In one of the more dramatic weeks in British politics, following the defeat of Prime Minister Theresa May's Brexit agreement and her government's survival of a no-confidence vote, calls are now growing for a second Brexit referendum.
Political leaders from the Scottish National Party (SNP), Wales' Plaid Cymru, the Green party and Liberal Democrats are calling on their fellow opposition party, Labour, to join them in calling for a second referendum on Brexit, known now as a "People's Vote."
In an open letter to Labour leader Jeremy Corbyn following the unsuccessful vote of no confidence which he called, and which the other opposition parties had supported, the party leaders said they were writing to "implore" him to now support their calls for "a People's Vote on the final Brexit deal."
Pascal Lamy, former World Trade Organization chief, told CNBC Thursday that he too believed a second referendum "is now an option."

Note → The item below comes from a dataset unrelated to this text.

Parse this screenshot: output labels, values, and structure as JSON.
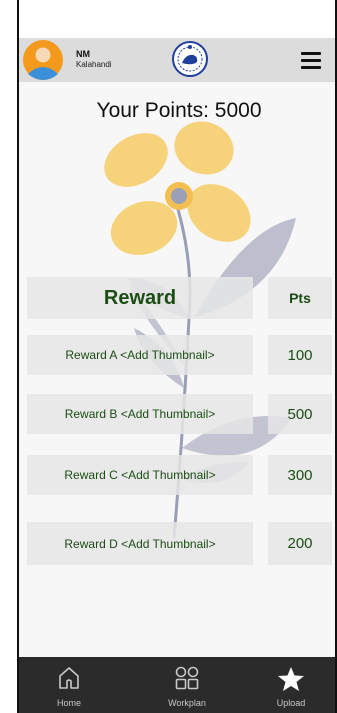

"I would not have said that six months ago and I was among those who believed that the odds of a new referendum were extremely low but I think they're clearly higher now. But of course for such a scenario to appear there has to be a 'stop the clock' between the U.K. and EU."